TASK DETAILS — While reading the listing below, count how many lines hold the word "accent", and answer with the number only.

PROVIDED INFORMATION —
▬▬▬▬▬▬
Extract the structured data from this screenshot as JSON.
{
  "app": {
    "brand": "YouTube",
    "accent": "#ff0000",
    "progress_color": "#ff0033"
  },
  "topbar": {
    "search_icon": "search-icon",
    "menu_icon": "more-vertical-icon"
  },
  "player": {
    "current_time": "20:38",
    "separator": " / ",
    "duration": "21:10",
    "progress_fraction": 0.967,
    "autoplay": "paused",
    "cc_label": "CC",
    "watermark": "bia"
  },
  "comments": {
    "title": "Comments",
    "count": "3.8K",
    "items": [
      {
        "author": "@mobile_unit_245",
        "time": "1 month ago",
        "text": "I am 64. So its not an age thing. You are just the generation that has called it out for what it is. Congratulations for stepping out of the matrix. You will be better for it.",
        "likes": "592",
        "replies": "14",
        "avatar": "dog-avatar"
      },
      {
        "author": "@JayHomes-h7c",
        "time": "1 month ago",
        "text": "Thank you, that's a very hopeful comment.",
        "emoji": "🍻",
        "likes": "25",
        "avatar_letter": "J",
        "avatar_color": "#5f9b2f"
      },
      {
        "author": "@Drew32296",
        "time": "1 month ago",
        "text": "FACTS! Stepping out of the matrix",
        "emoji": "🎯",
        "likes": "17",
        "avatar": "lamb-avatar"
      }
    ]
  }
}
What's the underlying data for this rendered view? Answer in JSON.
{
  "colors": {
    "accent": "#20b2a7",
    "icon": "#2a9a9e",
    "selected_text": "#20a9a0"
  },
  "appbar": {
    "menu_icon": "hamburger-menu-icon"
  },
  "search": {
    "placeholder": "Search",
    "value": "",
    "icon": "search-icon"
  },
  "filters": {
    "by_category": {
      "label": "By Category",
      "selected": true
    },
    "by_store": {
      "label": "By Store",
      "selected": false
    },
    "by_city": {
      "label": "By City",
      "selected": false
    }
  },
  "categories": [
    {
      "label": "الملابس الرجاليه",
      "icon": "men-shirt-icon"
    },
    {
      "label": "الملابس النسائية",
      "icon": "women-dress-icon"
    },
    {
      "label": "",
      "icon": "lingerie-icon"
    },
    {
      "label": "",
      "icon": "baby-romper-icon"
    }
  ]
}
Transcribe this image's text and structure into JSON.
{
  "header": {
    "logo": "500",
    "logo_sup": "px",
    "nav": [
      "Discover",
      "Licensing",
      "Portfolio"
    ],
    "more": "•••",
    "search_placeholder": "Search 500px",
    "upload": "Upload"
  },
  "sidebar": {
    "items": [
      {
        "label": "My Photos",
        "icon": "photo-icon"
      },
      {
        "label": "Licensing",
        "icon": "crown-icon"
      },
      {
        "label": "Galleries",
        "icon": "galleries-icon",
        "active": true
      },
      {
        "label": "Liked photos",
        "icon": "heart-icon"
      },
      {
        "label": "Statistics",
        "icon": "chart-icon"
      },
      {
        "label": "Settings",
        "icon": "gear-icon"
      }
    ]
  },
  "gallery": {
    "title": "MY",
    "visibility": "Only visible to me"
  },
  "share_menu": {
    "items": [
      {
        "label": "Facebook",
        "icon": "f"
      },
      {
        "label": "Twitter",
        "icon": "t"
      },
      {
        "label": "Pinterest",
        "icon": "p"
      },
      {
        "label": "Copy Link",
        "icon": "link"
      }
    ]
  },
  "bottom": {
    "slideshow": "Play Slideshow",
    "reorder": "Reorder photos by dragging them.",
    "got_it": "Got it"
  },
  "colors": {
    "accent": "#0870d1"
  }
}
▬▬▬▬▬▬
OUTPUT FOR THIS TASK — 3